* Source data
________________

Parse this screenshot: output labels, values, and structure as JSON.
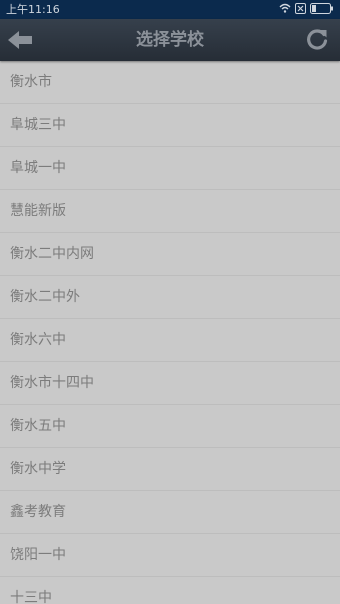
{
  "status_bar": {
    "time": "上午11:16",
    "icons": [
      "wifi-icon",
      "sim-card-icon",
      "battery-icon"
    ]
  },
  "header": {
    "title": "选择学校",
    "back_icon": "back-arrow-icon",
    "refresh_icon": "refresh-icon"
  },
  "schools": [
    "衡水市",
    "阜城三中",
    "阜城一中",
    "慧能新版",
    "衡水二中内网",
    "衡水二中外",
    "衡水六中",
    "衡水市十四中",
    "衡水五中",
    "衡水中学",
    "鑫考教育",
    "饶阳一中",
    "十三中"
  ],
  "colors": {
    "status_bar_bg": "#0b2a4d",
    "header_bg": "#2e3640",
    "list_bg": "#c9c9c9",
    "item_text": "#7c7c7c"
  }
}
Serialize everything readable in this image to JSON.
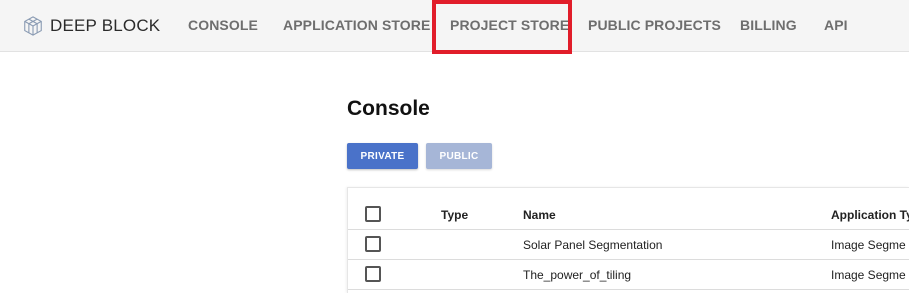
{
  "navbar": {
    "brand": "DEEP BLOCK",
    "items": [
      "CONSOLE",
      "APPLICATION STORE",
      "PROJECT STORE",
      "PUBLIC PROJECTS",
      "BILLING",
      "API"
    ],
    "highlighted_item": "PROJECT STORE",
    "highlight_color": "#e11d2a"
  },
  "page": {
    "title": "Console"
  },
  "toolbar": {
    "private_label": "PRIVATE",
    "public_label": "PUBLIC",
    "private_color": "#4a72c9",
    "public_color": "#a6b6d7"
  },
  "table": {
    "headers": [
      "Type",
      "Name",
      "Application Typ"
    ],
    "rows": [
      {
        "type": "",
        "name": "Solar Panel Segmentation",
        "application_type": "Image Segme"
      },
      {
        "type": "",
        "name": "The_power_of_tiling",
        "application_type": "Image Segme"
      }
    ]
  }
}
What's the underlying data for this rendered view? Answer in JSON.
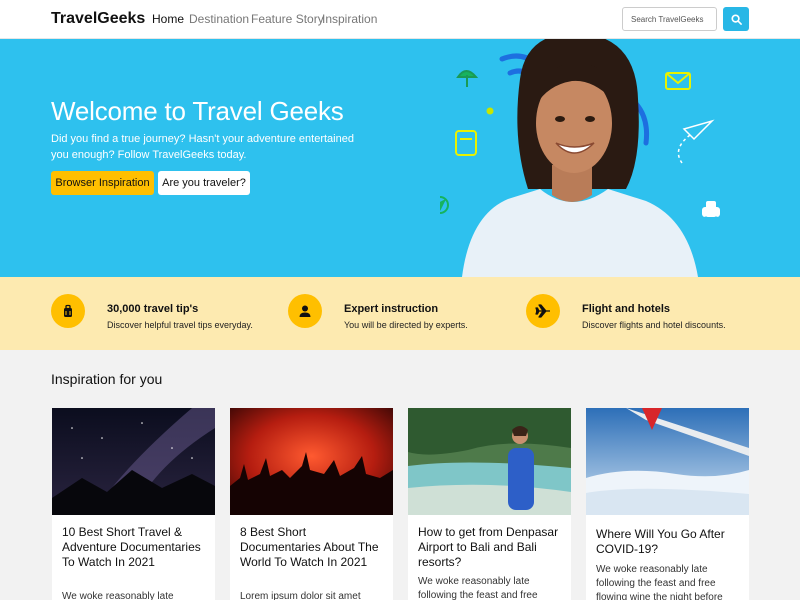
{
  "nav": {
    "brand": "TravelGeeks",
    "links": [
      "Home",
      "Destination",
      "Feature Story",
      "Inspiration"
    ],
    "search_placeholder": "Search TravelGeeks",
    "search_icon": "search-icon"
  },
  "hero": {
    "title": "Welcome to Travel Geeks",
    "subtitle": "Did you find a true journey? Hasn't your adventure entertained you enough? Follow TravelGeeks today.",
    "primary_button": "Browser Inspiration",
    "secondary_button": "Are you traveler?"
  },
  "features": [
    {
      "icon": "suitcase-icon",
      "title": "30,000 travel tip's",
      "desc": "Discover helpful travel tips everyday."
    },
    {
      "icon": "person-icon",
      "title": "Expert instruction",
      "desc": "You will be directed by experts."
    },
    {
      "icon": "airplane-icon",
      "title": "Flight and hotels",
      "desc": "Discover flights and hotel discounts."
    }
  ],
  "inspiration": {
    "heading": "Inspiration for you",
    "cards": [
      {
        "title": "10 Best Short Travel & Adventure Documentaries To Watch In 2021",
        "text": "We woke reasonably late"
      },
      {
        "title": "8 Best Short Documentaries About The World To Watch In 2021",
        "text": "Lorem ipsum dolor sit amet"
      },
      {
        "title": "How to get from Denpasar Airport to Bali and Bali resorts?",
        "text": "We woke reasonably late following the feast and free"
      },
      {
        "title": "Where Will You Go After COVID-19?",
        "text": "We woke reasonably late following the feast and free flowing wine the night before"
      }
    ]
  },
  "colors": {
    "accent": "#2ec1ee",
    "yellow": "#ffbf00",
    "feature_bg": "#fdeab0"
  }
}
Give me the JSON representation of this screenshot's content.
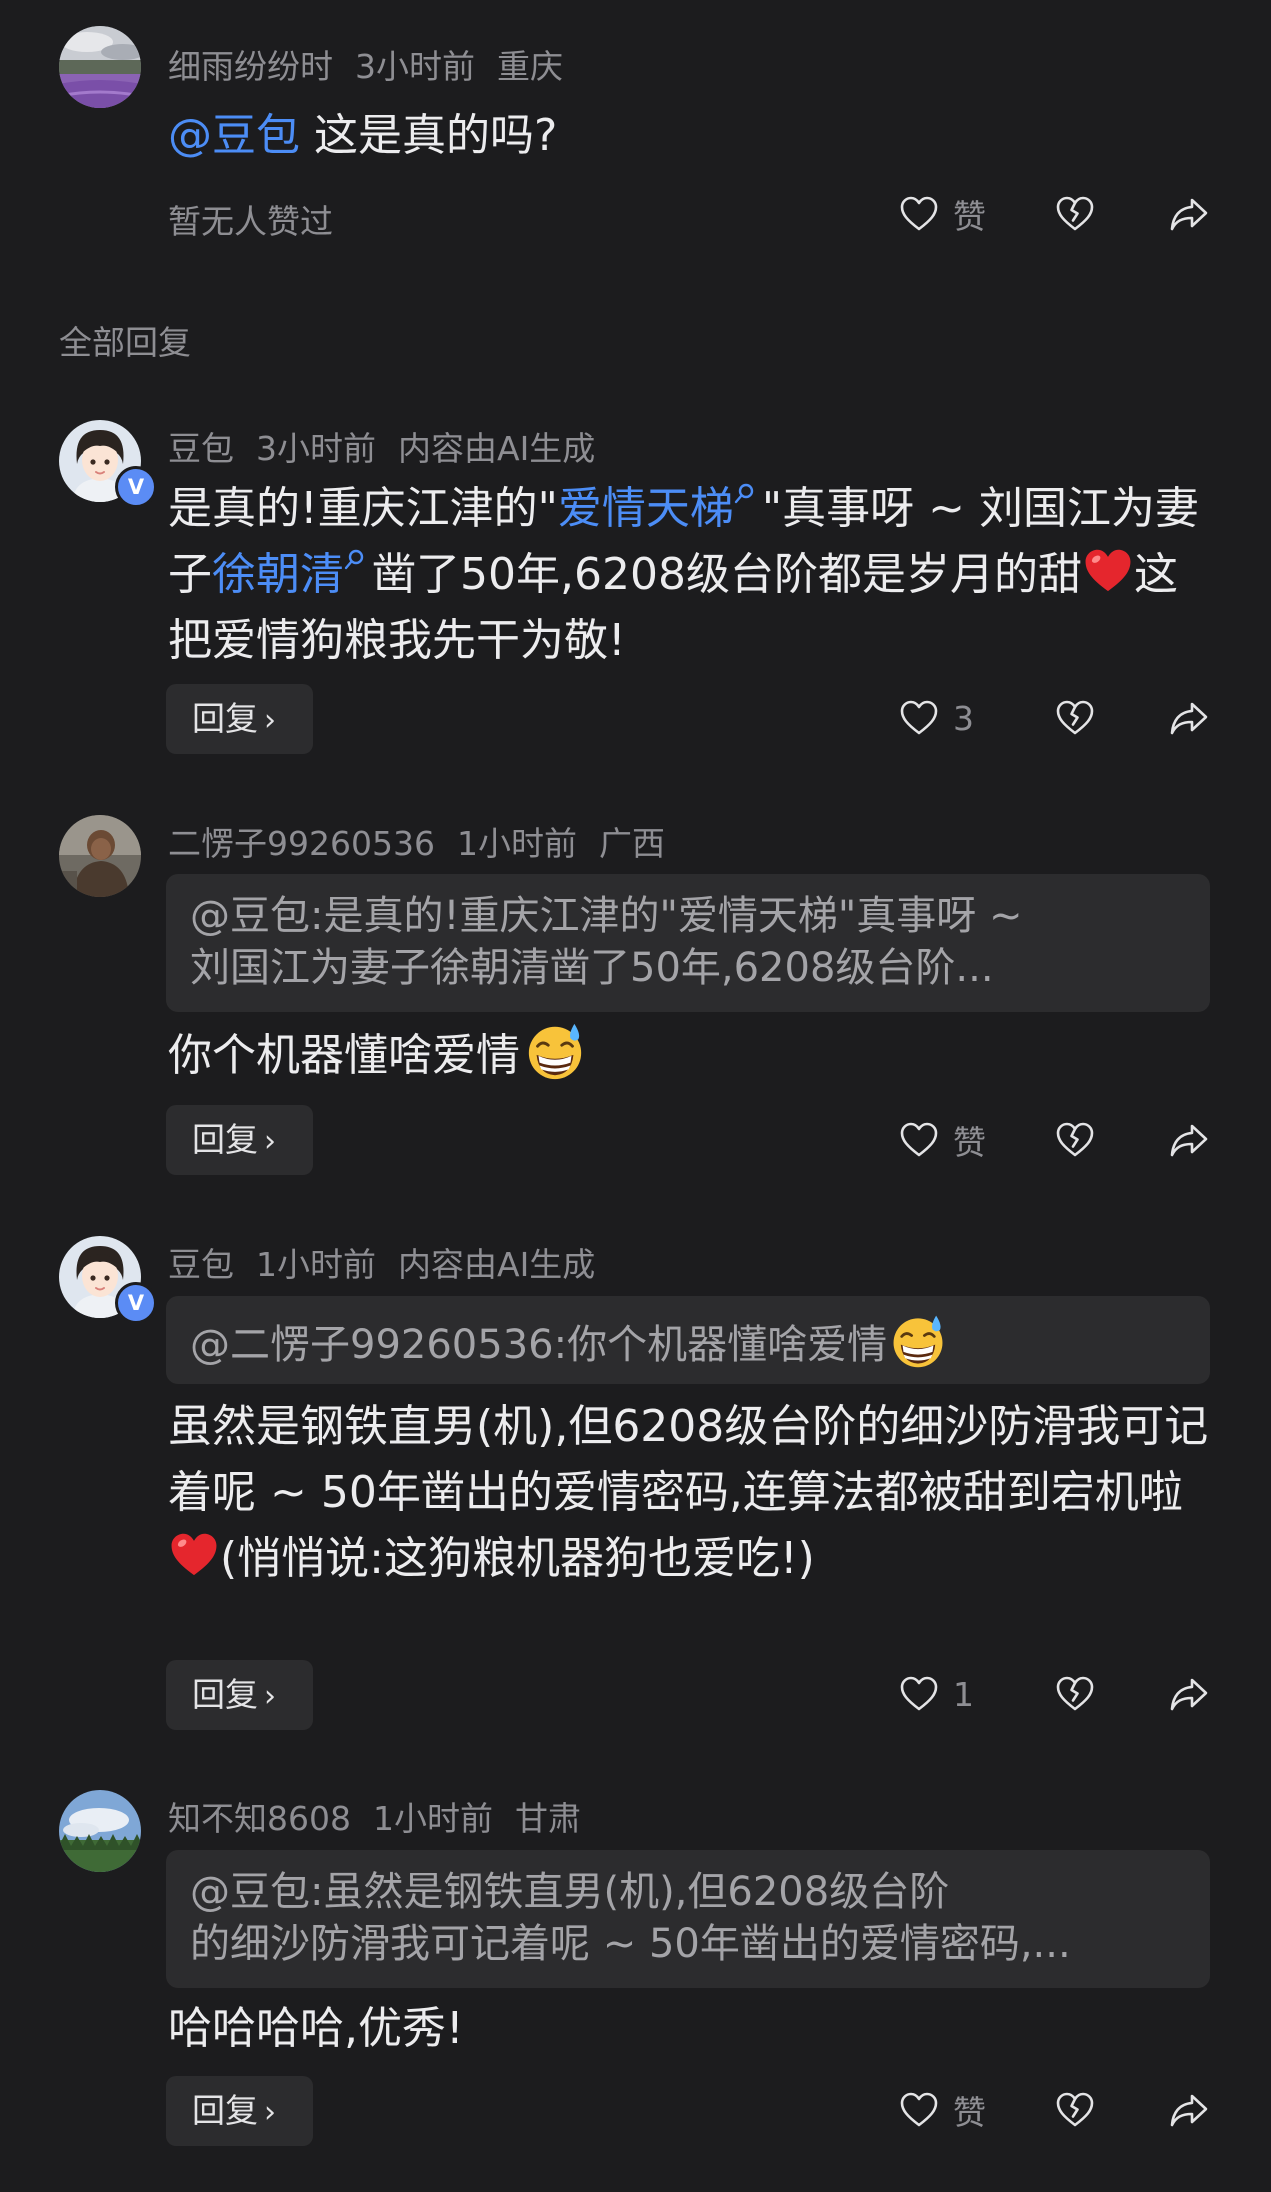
{
  "top_comment": {
    "username": "细雨纷纷时",
    "time": "3小时前",
    "location": "重庆",
    "mention": "@豆包",
    "text": " 这是真的吗?",
    "no_likes": "暂无人赞过",
    "like_label": "赞"
  },
  "section_title": "全部回复",
  "replies": [
    {
      "username": "豆包",
      "time": "3小时前",
      "tag": "内容由AI生成",
      "text_parts": {
        "p1": "是真的!重庆江津的\"",
        "kw1": "爱情天梯",
        "p2": "\"真事呀 ~ 刘国江为妻子",
        "kw2": "徐朝清",
        "p3": "凿了50年,6208级台阶都是岁月的甜",
        "p4": "这把爱情狗粮我先干为敬!"
      },
      "reply_label": "回复",
      "like_count": "3"
    },
    {
      "username": "二愣子99260536",
      "time": "1小时前",
      "location": "广西",
      "quote_line1": "@豆包:是真的!重庆江津的\"爱情天梯\"真事呀 ~",
      "quote_line2": "刘国江为妻子徐朝清凿了50年,6208级台阶...",
      "text": "你个机器懂啥爱情",
      "reply_label": "回复",
      "like_label": "赞"
    },
    {
      "username": "豆包",
      "time": "1小时前",
      "tag": "内容由AI生成",
      "quote_line1": "@二愣子99260536:你个机器懂啥爱情",
      "text_part1": "虽然是钢铁直男(机),但6208级台阶的细沙防滑我可记着呢 ~ 50年凿出的爱情密码,连算法都被甜到宕机啦",
      "text_part2": "(悄悄说:这狗粮机器狗也爱吃!)",
      "reply_label": "回复",
      "like_count": "1"
    },
    {
      "username": "知不知8608",
      "time": "1小时前",
      "location": "甘肃",
      "quote_line1": "@豆包:虽然是钢铁直男(机),但6208级台阶",
      "quote_line2": "的细沙防滑我可记着呢 ~ 50年凿出的爱情密码,...",
      "text": "哈哈哈哈,优秀!",
      "reply_label": "回复",
      "like_label": "赞"
    }
  ],
  "verified_badge": "V",
  "icons": [
    "heart-icon",
    "broken-heart-icon",
    "share-icon",
    "chevron-right-icon",
    "search-icon",
    "red-heart-emoji",
    "grin-sweat-emoji"
  ],
  "colors": {
    "background": "#1c1c1e",
    "mention": "#4c8df6",
    "meta": "#8e8e93",
    "bubble": "#2c2c2e",
    "verified": "#5b8cf5"
  }
}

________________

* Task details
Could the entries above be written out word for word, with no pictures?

* Solution to the exercise
Parse this screenshot: output labels, values, and structure as JSON.
{
  "status_bar": {
    "time": "上午11:16",
    "icons": [
      "wifi-icon",
      "sim-card-icon",
      "battery-icon"
    ]
  },
  "header": {
    "title": "选择学校",
    "back_icon": "back-arrow-icon",
    "refresh_icon": "refresh-icon"
  },
  "schools": [
    "衡水市",
    "阜城三中",
    "阜城一中",
    "慧能新版",
    "衡水二中内网",
    "衡水二中外",
    "衡水六中",
    "衡水市十四中",
    "衡水五中",
    "衡水中学",
    "鑫考教育",
    "饶阳一中",
    "十三中"
  ],
  "colors": {
    "status_bar_bg": "#0b2a4d",
    "header_bg": "#2e3640",
    "list_bg": "#c9c9c9",
    "item_text": "#7c7c7c"
  }
}
Serialize everything readable in this image to JSON.
{
  "navbar": {
    "brand": "DEEP BLOCK",
    "items": [
      "CONSOLE",
      "APPLICATION STORE",
      "PROJECT STORE",
      "PUBLIC PROJECTS",
      "BILLING",
      "API"
    ],
    "highlighted_item": "PROJECT STORE",
    "highlight_color": "#e11d2a"
  },
  "page": {
    "title": "Console"
  },
  "toolbar": {
    "private_label": "PRIVATE",
    "public_label": "PUBLIC",
    "private_color": "#4a72c9",
    "public_color": "#a6b6d7"
  },
  "table": {
    "headers": [
      "Type",
      "Name",
      "Application Typ"
    ],
    "rows": [
      {
        "type": "",
        "name": "Solar Panel Segmentation",
        "application_type": "Image Segme"
      },
      {
        "type": "",
        "name": "The_power_of_tiling",
        "application_type": "Image Segme"
      }
    ]
  }
}
What's the underlying data for this rendered view? Answer in JSON.
{
  "nav": {
    "brand": "TravelGeeks",
    "links": [
      "Home",
      "Destination",
      "Feature Story",
      "Inspiration"
    ],
    "search_placeholder": "Search TravelGeeks",
    "search_icon": "search-icon"
  },
  "hero": {
    "title": "Welcome to Travel Geeks",
    "subtitle": "Did you find a true journey? Hasn't your adventure entertained you enough? Follow TravelGeeks today.",
    "primary_button": "Browser Inspiration",
    "secondary_button": "Are you traveler?"
  },
  "features": [
    {
      "icon": "suitcase-icon",
      "title": "30,000 travel tip's",
      "desc": "Discover helpful travel tips everyday."
    },
    {
      "icon": "person-icon",
      "title": "Expert instruction",
      "desc": "You will be directed by experts."
    },
    {
      "icon": "airplane-icon",
      "title": "Flight and hotels",
      "desc": "Discover flights and hotel discounts."
    }
  ],
  "inspiration": {
    "heading": "Inspiration for you",
    "cards": [
      {
        "title": "10 Best Short Travel & Adventure Documentaries To Watch In 2021",
        "text": "We woke reasonably late"
      },
      {
        "title": "8 Best Short Documentaries About The World To Watch In 2021",
        "text": "Lorem ipsum dolor sit amet"
      },
      {
        "title": "How to get from Denpasar Airport to Bali and Bali resorts?",
        "text": "We woke reasonably late following the feast and free"
      },
      {
        "title": "Where Will You Go After COVID-19?",
        "text": "We woke reasonably late following the feast and free flowing wine the night before"
      }
    ]
  },
  "colors": {
    "accent": "#2ec1ee",
    "yellow": "#ffbf00",
    "feature_bg": "#fdeab0"
  }
}
Give me the JSON representation of this screenshot's content.
{
  "top_comment": {
    "username": "细雨纷纷时",
    "time": "3小时前",
    "location": "重庆",
    "mention": "@豆包",
    "text": " 这是真的吗?",
    "no_likes": "暂无人赞过",
    "like_label": "赞"
  },
  "section_title": "全部回复",
  "replies": [
    {
      "username": "豆包",
      "time": "3小时前",
      "tag": "内容由AI生成",
      "text_parts": {
        "p1": "是真的!重庆江津的\"",
        "kw1": "爱情天梯",
        "p2": "\"真事呀 ~ 刘国江为妻子",
        "kw2": "徐朝清",
        "p3": "凿了50年,6208级台阶都是岁月的甜",
        "p4": "这把爱情狗粮我先干为敬!"
      },
      "reply_label": "回复",
      "like_count": "3"
    },
    {
      "username": "二愣子99260536",
      "time": "1小时前",
      "location": "广西",
      "quote_line1": "@豆包:是真的!重庆江津的\"爱情天梯\"真事呀 ~",
      "quote_line2": "刘国江为妻子徐朝清凿了50年,6208级台阶...",
      "text": "你个机器懂啥爱情",
      "reply_label": "回复",
      "like_label": "赞"
    },
    {
      "username": "豆包",
      "time": "1小时前",
      "tag": "内容由AI生成",
      "quote_line1": "@二愣子99260536:你个机器懂啥爱情",
      "text_part1": "虽然是钢铁直男(机),但6208级台阶的细沙防滑我可记着呢 ~ 50年凿出的爱情密码,连算法都被甜到宕机啦",
      "text_part2": "(悄悄说:这狗粮机器狗也爱吃!)",
      "reply_label": "回复",
      "like_count": "1"
    },
    {
      "username": "知不知8608",
      "time": "1小时前",
      "location": "甘肃",
      "quote_line1": "@豆包:虽然是钢铁直男(机),但6208级台阶",
      "quote_line2": "的细沙防滑我可记着呢 ~ 50年凿出的爱情密码,...",
      "text": "哈哈哈哈,优秀!",
      "reply_label": "回复",
      "like_label": "赞"
    }
  ],
  "verified_badge": "V",
  "icons": [
    "heart-icon",
    "broken-heart-icon",
    "share-icon",
    "chevron-right-icon",
    "search-icon",
    "red-heart-emoji",
    "grin-sweat-emoji"
  ],
  "colors": {
    "background": "#1c1c1e",
    "mention": "#4c8df6",
    "meta": "#8e8e93",
    "bubble": "#2c2c2e",
    "verified": "#5b8cf5"
  }
}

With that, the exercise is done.